The fledgling birds are given a weekly vet check and medical treatment, and are clearly well used to being handled. Now, that's great for their welfare, and seems like a good way to ensure maximum survival rates for this very endangered bird.
But when every individual of a species is identified, tracked, protected and monitored, at what point is that species no longer 'in the wild?'
I've had this thought before - for example, a while ago smirnoffmule posted about wild birds dying in the remote Pacific because they had eaten plastic. One of the commenters said something along the lines of what a pity, can someone not feed them so that they don't have to scavenge? And of course, what the birds are doing is hunting, not scavenging, they can't tell plastic from prey. But it made me pause, that thought. How many 'wild' garden birds exist purely because peanuts are regularly provided to support them?
And of course there is the recent outburst of fury against foxes, after the extremely unusual attack on two toddlers. Apparently we don't accept any level of risk at all from wild animals sharing our space, and foxes 'should be in the country' not the town. (Presumably the people who believe that think that people who don't live in towns never reproduce. And that the tiger and the leopard should be totally exterminated, because if living within the territories of foxes is an unacceptable level of risk, what can we say of the larger predators?)
In fact, are we moving towards a situation where there are now so many people, and so few areas where there are few people, and so many critically endangered species, and so many man-made perils, that the world is becoming universally domesticated?

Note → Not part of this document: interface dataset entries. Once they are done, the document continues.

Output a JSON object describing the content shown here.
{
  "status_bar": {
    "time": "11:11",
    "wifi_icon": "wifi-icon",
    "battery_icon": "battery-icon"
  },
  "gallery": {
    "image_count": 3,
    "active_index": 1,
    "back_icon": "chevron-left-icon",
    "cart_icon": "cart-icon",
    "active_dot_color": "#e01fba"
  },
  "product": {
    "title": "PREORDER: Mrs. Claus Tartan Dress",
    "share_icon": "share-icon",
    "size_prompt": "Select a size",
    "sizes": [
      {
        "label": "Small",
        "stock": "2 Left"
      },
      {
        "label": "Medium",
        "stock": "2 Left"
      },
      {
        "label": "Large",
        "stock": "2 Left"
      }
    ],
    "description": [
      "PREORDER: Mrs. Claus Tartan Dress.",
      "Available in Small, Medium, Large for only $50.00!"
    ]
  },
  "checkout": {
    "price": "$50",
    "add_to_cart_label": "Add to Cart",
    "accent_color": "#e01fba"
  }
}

(The followup thought is a rather fearful one about the sheer delicacy and vulnerability of that situation. Tiny vulnerable populations of many species, maintained only by human intervention survive only as long as the human population is well fed and generally content with its lot, which is a situation which is bound to be subject to change).
I encounter many domestic animals that get far worse quality of care than those 'wild' macaws...